■ **DIRECTIONS**: Produce the same data once more, line for line.

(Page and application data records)

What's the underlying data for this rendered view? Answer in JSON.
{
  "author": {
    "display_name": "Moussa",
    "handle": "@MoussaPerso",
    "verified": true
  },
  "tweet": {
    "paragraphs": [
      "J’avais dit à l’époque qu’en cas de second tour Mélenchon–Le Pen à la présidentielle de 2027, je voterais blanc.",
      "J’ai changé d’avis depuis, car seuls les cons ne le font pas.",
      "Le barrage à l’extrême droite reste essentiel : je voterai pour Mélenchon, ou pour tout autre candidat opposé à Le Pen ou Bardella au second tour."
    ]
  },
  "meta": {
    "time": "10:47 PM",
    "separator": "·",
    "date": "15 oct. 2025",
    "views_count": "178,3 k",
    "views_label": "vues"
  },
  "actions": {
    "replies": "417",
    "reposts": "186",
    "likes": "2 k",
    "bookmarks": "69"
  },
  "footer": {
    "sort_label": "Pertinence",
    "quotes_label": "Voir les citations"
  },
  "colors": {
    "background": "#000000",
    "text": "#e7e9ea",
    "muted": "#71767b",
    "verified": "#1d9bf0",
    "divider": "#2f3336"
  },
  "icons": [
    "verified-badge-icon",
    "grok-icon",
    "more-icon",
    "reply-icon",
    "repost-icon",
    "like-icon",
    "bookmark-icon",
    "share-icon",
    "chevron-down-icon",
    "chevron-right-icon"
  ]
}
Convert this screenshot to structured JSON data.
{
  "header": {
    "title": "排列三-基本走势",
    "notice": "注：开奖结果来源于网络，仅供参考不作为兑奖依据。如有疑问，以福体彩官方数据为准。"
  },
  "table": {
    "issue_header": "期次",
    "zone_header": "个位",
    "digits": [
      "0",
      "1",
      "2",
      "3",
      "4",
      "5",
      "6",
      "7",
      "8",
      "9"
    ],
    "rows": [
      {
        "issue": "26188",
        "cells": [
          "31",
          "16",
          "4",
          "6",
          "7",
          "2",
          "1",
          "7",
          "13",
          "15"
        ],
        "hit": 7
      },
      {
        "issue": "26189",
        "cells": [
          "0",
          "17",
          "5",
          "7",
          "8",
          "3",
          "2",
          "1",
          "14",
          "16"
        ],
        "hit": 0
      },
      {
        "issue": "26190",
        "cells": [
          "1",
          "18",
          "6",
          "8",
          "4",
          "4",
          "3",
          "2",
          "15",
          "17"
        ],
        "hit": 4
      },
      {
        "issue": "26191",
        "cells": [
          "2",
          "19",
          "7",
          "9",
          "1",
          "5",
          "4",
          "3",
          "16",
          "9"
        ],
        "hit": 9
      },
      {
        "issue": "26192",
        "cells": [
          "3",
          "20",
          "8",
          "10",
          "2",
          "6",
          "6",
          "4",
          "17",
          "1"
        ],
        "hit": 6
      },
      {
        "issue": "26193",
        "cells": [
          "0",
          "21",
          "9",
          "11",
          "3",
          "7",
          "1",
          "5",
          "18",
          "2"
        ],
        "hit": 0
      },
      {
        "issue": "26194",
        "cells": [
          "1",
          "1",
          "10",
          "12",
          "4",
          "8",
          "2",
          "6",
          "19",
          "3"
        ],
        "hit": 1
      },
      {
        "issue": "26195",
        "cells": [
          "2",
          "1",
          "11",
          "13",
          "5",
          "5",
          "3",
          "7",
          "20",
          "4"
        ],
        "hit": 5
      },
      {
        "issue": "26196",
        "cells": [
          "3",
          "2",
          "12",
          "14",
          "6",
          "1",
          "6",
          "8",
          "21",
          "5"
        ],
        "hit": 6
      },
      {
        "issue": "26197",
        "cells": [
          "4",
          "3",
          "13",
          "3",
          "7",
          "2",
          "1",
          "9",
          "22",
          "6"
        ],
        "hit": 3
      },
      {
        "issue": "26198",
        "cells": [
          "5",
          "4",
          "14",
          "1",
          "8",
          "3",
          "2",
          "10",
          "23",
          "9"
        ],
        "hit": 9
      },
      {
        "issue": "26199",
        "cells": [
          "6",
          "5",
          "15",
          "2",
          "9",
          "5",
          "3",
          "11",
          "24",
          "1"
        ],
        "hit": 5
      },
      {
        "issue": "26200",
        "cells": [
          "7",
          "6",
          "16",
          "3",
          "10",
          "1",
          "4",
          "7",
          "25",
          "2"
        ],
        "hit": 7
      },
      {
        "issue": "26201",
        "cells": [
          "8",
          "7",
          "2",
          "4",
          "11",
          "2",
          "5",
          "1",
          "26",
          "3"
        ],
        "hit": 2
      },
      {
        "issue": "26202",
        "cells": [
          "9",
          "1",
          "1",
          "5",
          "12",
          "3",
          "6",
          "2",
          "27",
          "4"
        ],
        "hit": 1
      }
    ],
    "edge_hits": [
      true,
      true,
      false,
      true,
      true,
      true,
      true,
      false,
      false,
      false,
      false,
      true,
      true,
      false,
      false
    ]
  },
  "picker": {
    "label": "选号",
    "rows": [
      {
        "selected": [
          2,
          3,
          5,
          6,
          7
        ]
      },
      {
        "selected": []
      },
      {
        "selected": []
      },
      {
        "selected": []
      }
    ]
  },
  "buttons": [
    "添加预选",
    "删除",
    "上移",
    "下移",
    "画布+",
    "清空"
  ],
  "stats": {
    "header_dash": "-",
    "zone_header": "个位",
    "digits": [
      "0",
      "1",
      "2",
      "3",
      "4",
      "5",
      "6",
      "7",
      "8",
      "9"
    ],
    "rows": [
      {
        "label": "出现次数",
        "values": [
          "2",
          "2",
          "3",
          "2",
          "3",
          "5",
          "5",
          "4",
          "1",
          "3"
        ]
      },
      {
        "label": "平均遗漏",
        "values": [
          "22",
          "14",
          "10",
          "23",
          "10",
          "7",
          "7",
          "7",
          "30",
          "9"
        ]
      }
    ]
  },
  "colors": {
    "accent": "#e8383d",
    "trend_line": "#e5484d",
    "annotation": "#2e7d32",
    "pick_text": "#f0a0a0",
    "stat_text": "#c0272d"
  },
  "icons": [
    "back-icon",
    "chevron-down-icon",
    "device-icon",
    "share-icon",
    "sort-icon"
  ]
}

■ **YOUR SOLUTION**:
What's the underlying data for this rendered view? Answer in JSON.
{
  "author": {
    "display_name": "Moussa",
    "handle": "@MoussaPerso",
    "verified": true
  },
  "tweet": {
    "paragraphs": [
      "J’avais dit à l’époque qu’en cas de second tour Mélenchon–Le Pen à la présidentielle de 2027, je voterais blanc.",
      "J’ai changé d’avis depuis, car seuls les cons ne le font pas.",
      "Le barrage à l’extrême droite reste essentiel : je voterai pour Mélenchon, ou pour tout autre candidat opposé à Le Pen ou Bardella au second tour."
    ]
  },
  "meta": {
    "time": "10:47 PM",
    "separator": "·",
    "date": "15 oct. 2025",
    "views_count": "178,3 k",
    "views_label": "vues"
  },
  "actions": {
    "replies": "417",
    "reposts": "186",
    "likes": "2 k",
    "bookmarks": "69"
  },
  "footer": {
    "sort_label": "Pertinence",
    "quotes_label": "Voir les citations"
  },
  "colors": {
    "background": "#000000",
    "text": "#e7e9ea",
    "muted": "#71767b",
    "verified": "#1d9bf0",
    "divider": "#2f3336"
  },
  "icons": [
    "verified-badge-icon",
    "grok-icon",
    "more-icon",
    "reply-icon",
    "repost-icon",
    "like-icon",
    "bookmark-icon",
    "share-icon",
    "chevron-down-icon",
    "chevron-right-icon"
  ]
}
Convert this screenshot to structured JSON data.
{
  "header": {
    "title": "排列三-基本走势",
    "notice": "注：开奖结果来源于网络，仅供参考不作为兑奖依据。如有疑问，以福体彩官方数据为准。"
  },
  "table": {
    "issue_header": "期次",
    "zone_header": "个位",
    "digits": [
      "0",
      "1",
      "2",
      "3",
      "4",
      "5",
      "6",
      "7",
      "8",
      "9"
    ],
    "rows": [
      {
        "issue": "26188",
        "cells": [
          "31",
          "16",
          "4",
          "6",
          "7",
          "2",
          "1",
          "7",
          "13",
          "15"
        ],
        "hit": 7
      },
      {
        "issue": "26189",
        "cells": [
          "0",
          "17",
          "5",
          "7",
          "8",
          "3",
          "2",
          "1",
          "14",
          "16"
        ],
        "hit": 0
      },
      {
        "issue": "26190",
        "cells": [
          "1",
          "18",
          "6",
          "8",
          "4",
          "4",
          "3",
          "2",
          "15",
          "17"
        ],
        "hit": 4
      },
      {
        "issue": "26191",
        "cells": [
          "2",
          "19",
          "7",
          "9",
          "1",
          "5",
          "4",
          "3",
          "16",
          "9"
        ],
        "hit": 9
      },
      {
        "issue": "26192",
        "cells": [
          "3",
          "20",
          "8",
          "10",
          "2",
          "6",
          "6",
          "4",
          "17",
          "1"
        ],
        "hit": 6
      },
      {
        "issue": "26193",
        "cells": [
          "0",
          "21",
          "9",
          "11",
          "3",
          "7",
          "1",
          "5",
          "18",
          "2"
        ],
        "hit": 0
      },
      {
        "issue": "26194",
        "cells": [
          "1",
          "1",
          "10",
          "12",
          "4",
          "8",
          "2",
          "6",
          "19",
          "3"
        ],
        "hit": 1
      },
      {
        "issue": "26195",
        "cells": [
          "2",
          "1",
          "11",
          "13",
          "5",
          "5",
          "3",
          "7",
          "20",
          "4"
        ],
        "hit": 5
      },
      {
        "issue": "26196",
        "cells": [
          "3",
          "2",
          "12",
          "14",
          "6",
          "1",
          "6",
          "8",
          "21",
          "5"
        ],
        "hit": 6
      },
      {
        "issue": "26197",
        "cells": [
          "4",
          "3",
          "13",
          "3",
          "7",
          "2",
          "1",
          "9",
          "22",
          "6"
        ],
        "hit": 3
      },
      {
        "issue": "26198",
        "cells": [
          "5",
          "4",
          "14",
          "1",
          "8",
          "3",
          "2",
          "10",
          "23",
          "9"
        ],
        "hit": 9
      },
      {
        "issue": "26199",
        "cells": [
          "6",
          "5",
          "15",
          "2",
          "9",
          "5",
          "3",
          "11",
          "24",
          "1"
        ],
        "hit": 5
      },
      {
        "issue": "26200",
        "cells": [
          "7",
          "6",
          "16",
          "3",
          "10",
          "1",
          "4",
          "7",
          "25",
          "2"
        ],
        "hit": 7
      },
      {
        "issue": "26201",
        "cells": [
          "8",
          "7",
          "2",
          "4",
          "11",
          "2",
          "5",
          "1",
          "26",
          "3"
        ],
        "hit": 2
      },
      {
        "issue": "26202",
        "cells": [
          "9",
          "1",
          "1",
          "5",
          "12",
          "3",
          "6",
          "2",
          "27",
          "4"
        ],
        "hit": 1
      }
    ],
    "edge_hits": [
      true,
      true,
      false,
      true,
      true,
      true,
      true,
      false,
      false,
      false,
      false,
      true,
      true,
      false,
      false
    ]
  },
  "picker": {
    "label": "选号",
    "rows": [
      {
        "selected": [
          2,
          3,
          5,
          6,
          7
        ]
      },
      {
        "selected": []
      },
      {
        "selected": []
      },
      {
        "selected": []
      }
    ]
  },
  "buttons": [
    "添加预选",
    "删除",
    "上移",
    "下移",
    "画布+",
    "清空"
  ],
  "stats": {
    "header_dash": "-",
    "zone_header": "个位",
    "digits": [
      "0",
      "1",
      "2",
      "3",
      "4",
      "5",
      "6",
      "7",
      "8",
      "9"
    ],
    "rows": [
      {
        "label": "出现次数",
        "values": [
          "2",
          "2",
          "3",
          "2",
          "3",
          "5",
          "5",
          "4",
          "1",
          "3"
        ]
      },
      {
        "label": "平均遗漏",
        "values": [
          "22",
          "14",
          "10",
          "23",
          "10",
          "7",
          "7",
          "7",
          "30",
          "9"
        ]
      }
    ]
  },
  "colors": {
    "accent": "#e8383d",
    "trend_line": "#e5484d",
    "annotation": "#2e7d32",
    "pick_text": "#f0a0a0",
    "stat_text": "#c0272d"
  },
  "icons": [
    "back-icon",
    "chevron-down-icon",
    "device-icon",
    "share-icon",
    "sort-icon"
  ]
}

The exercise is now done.